On March 24, 2001, after years of intense development, Apple publicly released the first version of OS X. OS X, based on the NeXTstep OS Apple acquired from Steve Jobs, marked a radical departure from the UI Mac users had grown accustomed to. There was the dock, the aqua interface, and of course, those red, yellow, and green window buttons that Jobs famously said looked good enough to lick.
Cult of Mac recently took a look back at the development behind OS X’s distinctive user interface. At first, the goal behind OS X development was to simply overlay the familiar Mac OS interface over the NeXTstep OS. But designer Cordell Ratzlaff wanted Apple’s new interface to showcase the OS’s cool underlying technologies and he therefore came up with a number of interface design mockups that made use of OS X’s graphic and animation capabilities.
After several months of work, Apple held an off-site for all the engineering groups working on OS X to gather a status report. Ratzlaff was asked to show his mockups, mostly just for kicks. His talk would be some light relief at the end of a long, hard week. He was scheduled as the last speaker on the last day. But he secretly hoped there’d be support for the new designs and they’d be implemented, although he didn’t rate his chances. As the two-day event wore on, it became clearer and clearer what an enormous project OS X was. Everyone was wondering how it was ever going to get done. “And then here at the end, here’s me saying, ‘Oh, and here’s a new user interface. It’s translucent, there’s real-time animation, and a full alpha channel,’” Ratzlaff recalled. “There was literally laughter in the room because there was no way we were going to redo the user interface. I was pretty depressed afterwards.”
Flash forward two weeks and Ratzlaff finds himself sitting with Jobs who is tearing the old version of Mac OS to pieces. Indeed, many of Jobs complaints proved to be influential in how OS X ultimately came out of the oven.
One of the things he hated most were all the different mechanisms for opening windows and folders. There were at least eight different ways of accessing folders—from dropdown menus to pop-up menus, the DragStrip, the Launcher, and the Finder. “The trouble was, you had too many windows,” said Ratzlaff. “Steve wanted to simplify window management.”

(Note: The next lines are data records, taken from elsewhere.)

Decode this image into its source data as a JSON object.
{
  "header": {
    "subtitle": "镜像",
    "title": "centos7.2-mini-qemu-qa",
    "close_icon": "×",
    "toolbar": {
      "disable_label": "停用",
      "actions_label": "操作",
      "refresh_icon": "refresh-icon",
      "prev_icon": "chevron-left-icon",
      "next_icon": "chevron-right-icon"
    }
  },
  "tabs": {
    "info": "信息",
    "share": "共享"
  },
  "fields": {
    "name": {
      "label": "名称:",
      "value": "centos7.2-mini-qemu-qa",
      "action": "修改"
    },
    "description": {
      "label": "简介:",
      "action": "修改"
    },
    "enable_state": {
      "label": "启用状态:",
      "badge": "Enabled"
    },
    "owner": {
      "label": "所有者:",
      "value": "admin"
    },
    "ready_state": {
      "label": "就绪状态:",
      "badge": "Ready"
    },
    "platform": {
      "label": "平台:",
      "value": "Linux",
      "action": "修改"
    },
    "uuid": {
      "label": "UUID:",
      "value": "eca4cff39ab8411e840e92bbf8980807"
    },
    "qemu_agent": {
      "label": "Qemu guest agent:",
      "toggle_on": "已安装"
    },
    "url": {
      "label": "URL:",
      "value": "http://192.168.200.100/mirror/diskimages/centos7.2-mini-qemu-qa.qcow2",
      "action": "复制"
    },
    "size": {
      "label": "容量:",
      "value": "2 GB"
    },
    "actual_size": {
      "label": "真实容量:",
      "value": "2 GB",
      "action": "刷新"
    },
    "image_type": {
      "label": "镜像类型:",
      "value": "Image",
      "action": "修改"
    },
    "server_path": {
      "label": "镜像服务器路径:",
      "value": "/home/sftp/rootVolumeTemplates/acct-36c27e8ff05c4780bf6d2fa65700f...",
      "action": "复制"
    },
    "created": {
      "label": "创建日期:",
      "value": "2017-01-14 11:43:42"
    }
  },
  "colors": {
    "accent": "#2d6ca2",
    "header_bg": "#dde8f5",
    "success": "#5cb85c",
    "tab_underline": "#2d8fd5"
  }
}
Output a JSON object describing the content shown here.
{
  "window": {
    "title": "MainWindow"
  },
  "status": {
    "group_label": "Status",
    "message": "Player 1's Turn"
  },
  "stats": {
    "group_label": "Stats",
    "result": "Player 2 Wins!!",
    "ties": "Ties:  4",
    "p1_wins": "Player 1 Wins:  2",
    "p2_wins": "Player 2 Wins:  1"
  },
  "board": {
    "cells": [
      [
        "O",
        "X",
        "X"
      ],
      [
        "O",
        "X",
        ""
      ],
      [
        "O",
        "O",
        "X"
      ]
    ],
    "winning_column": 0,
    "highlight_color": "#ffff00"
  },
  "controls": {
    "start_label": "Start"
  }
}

Following that, Ratzlaff and his team had a powwow with Jobs where they discussed ways in which the OS X might be completely retooled. Jobs asked Ratzlaff to come up with a few interface prototypes and the UI that would eventually become OS X had been born. Upon seeing Ratzlaff’s designs three weeks later, Jobs was impressed.
“This is the first evidence of three-digit intelligence at Apple I’ve seen yet,” Jobs reportedly quipped.
For the next eighteen months, Ratzlaff’s team had a weekly meeting with Jobs during which they’d show him their latest mockups. For each element of the new interface—the menus, the dialogs, the radio buttons—Jobs requested several variations so that he could select the best ones. As we’ll see in more detail later, Jobs always asks for multiple versions of products in development—both hardware and software. During the meetings with Ratzlaff, Jobs gave lots of feedback for refining the designs, and only when he was satisfied could features be ticked off.
Jobs attention to detail is legendary, which is why it’s not too surprising that Apple’s work on the scrollbars in OS X took 6 months of work before they sufficiently met Jobs’ notoriously high standards.
For the entire story behind the UI design of OS X, including Jobs aversion to having multiple windows open and how Jobs came to the decision that the three buttons at the top of every window should be colored like traffic lights, check out COM’s entire OS X Cheetah retrospective over here. It’s an incredible read that really gives us insight into the design process at Apple and just how integral Jobs was to the finished product.